Prince Bush


A man says, I am handing you the knife.
I reply, I am receiving the knife.
My grandparents and mother drive
to the ER for fear. They don’t make it 
back. On I-24, a 21-vehicle-crash comes—
with no injuries. Then two people 
wreck and the interstate too
croaks. With whom I grieve very much
alive, I play chess with a computer, a stale,
check, or fool’s mate, a bird’s opening. 
A pawn, one knight threatens me, loss
or draw, and I don’t develop my pieces.
I’m made defensive.
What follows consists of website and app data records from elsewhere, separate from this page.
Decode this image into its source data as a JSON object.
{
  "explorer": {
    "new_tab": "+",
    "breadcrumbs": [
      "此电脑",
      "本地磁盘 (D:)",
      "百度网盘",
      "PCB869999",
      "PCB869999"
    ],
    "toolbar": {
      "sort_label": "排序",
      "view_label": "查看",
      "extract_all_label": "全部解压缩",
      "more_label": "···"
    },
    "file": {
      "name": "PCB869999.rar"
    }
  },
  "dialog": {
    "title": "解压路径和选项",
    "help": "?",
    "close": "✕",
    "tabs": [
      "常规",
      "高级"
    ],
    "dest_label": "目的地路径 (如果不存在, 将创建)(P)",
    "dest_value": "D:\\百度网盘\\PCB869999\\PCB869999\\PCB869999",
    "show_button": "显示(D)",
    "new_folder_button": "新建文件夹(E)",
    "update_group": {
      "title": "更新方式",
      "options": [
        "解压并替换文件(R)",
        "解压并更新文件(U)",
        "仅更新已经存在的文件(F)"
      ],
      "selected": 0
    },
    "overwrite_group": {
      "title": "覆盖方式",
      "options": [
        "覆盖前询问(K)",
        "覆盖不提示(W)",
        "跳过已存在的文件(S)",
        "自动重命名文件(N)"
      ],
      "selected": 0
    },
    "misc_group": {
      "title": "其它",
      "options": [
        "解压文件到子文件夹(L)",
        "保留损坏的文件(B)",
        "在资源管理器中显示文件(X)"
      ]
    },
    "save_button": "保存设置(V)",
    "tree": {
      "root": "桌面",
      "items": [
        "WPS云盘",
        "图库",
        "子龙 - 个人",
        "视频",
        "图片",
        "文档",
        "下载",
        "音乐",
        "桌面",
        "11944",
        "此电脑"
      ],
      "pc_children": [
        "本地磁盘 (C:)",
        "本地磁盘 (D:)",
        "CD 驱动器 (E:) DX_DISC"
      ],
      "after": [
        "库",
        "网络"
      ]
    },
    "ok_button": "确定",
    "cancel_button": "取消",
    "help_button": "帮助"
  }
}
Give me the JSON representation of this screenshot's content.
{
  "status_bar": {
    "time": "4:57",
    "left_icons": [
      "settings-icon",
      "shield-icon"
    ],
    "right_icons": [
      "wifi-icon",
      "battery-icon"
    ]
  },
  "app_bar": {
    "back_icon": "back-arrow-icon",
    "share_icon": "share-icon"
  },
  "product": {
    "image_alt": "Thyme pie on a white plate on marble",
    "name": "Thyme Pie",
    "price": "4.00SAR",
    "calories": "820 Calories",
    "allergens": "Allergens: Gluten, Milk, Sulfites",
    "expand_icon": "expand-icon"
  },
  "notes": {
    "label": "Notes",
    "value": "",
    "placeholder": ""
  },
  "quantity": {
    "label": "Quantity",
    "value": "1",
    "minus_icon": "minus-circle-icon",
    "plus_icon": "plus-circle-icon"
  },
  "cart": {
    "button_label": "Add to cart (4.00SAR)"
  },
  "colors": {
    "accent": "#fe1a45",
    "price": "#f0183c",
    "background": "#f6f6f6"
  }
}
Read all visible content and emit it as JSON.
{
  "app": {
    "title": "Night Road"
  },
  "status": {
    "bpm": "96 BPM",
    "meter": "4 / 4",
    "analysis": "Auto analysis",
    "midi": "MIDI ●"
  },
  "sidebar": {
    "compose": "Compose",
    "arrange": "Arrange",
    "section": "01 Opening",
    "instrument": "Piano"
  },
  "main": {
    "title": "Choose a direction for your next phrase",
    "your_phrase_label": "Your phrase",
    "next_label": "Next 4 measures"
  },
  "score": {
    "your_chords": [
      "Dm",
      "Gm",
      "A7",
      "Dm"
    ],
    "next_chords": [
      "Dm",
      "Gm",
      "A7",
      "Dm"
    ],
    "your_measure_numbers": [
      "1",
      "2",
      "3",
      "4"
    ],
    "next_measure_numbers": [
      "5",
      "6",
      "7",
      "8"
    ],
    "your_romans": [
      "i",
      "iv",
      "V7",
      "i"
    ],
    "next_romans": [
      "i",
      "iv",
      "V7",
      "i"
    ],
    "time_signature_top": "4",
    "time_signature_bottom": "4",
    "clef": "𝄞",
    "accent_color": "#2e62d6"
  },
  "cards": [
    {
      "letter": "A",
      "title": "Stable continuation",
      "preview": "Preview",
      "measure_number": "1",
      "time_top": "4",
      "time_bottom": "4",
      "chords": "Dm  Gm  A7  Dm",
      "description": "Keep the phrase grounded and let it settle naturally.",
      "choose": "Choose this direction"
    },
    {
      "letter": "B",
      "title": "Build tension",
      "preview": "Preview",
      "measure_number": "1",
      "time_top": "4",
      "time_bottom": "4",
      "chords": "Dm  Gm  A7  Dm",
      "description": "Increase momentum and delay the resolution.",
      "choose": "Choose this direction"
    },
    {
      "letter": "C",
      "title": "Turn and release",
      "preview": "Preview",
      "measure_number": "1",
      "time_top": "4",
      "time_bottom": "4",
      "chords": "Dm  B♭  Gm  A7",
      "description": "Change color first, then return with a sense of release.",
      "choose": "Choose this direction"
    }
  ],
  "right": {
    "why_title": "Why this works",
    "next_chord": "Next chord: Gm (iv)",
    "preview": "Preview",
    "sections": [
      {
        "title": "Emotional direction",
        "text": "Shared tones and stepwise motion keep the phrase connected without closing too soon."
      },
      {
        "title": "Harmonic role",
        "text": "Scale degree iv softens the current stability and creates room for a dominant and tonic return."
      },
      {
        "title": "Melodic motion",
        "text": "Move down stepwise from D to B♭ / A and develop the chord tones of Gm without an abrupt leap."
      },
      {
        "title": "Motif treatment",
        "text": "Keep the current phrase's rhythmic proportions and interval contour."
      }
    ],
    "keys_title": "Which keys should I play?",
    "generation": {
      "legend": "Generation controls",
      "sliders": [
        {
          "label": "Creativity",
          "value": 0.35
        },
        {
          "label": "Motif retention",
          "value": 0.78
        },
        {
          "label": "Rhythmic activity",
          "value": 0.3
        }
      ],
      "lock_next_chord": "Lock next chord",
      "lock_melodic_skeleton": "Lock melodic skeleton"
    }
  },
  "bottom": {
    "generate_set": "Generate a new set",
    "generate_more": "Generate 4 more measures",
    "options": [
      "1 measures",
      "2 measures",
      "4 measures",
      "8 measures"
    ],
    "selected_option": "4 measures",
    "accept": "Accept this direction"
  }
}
The bishops attack me. 
Sometimes, the knife’s placed on a table,
and I wait four minutes before I grab it.



You don’t understand: 
I was praying to die,
mud in the shower,
the shh happening 
like an earthworm, 
potash in the manure, 
its pesticide
in the urine, tears.
I would rev a saw 
to my bedrock, 
the nitrogen running.
I would pray, dry out,
and see a cube in the mirror 
of dirt with a towel around it,
mold on the head, the pit.
Exodus could’ve had me.


Prince Bush is a poet with poems in Black Warrior Review, PANK, Poet Lore, and more.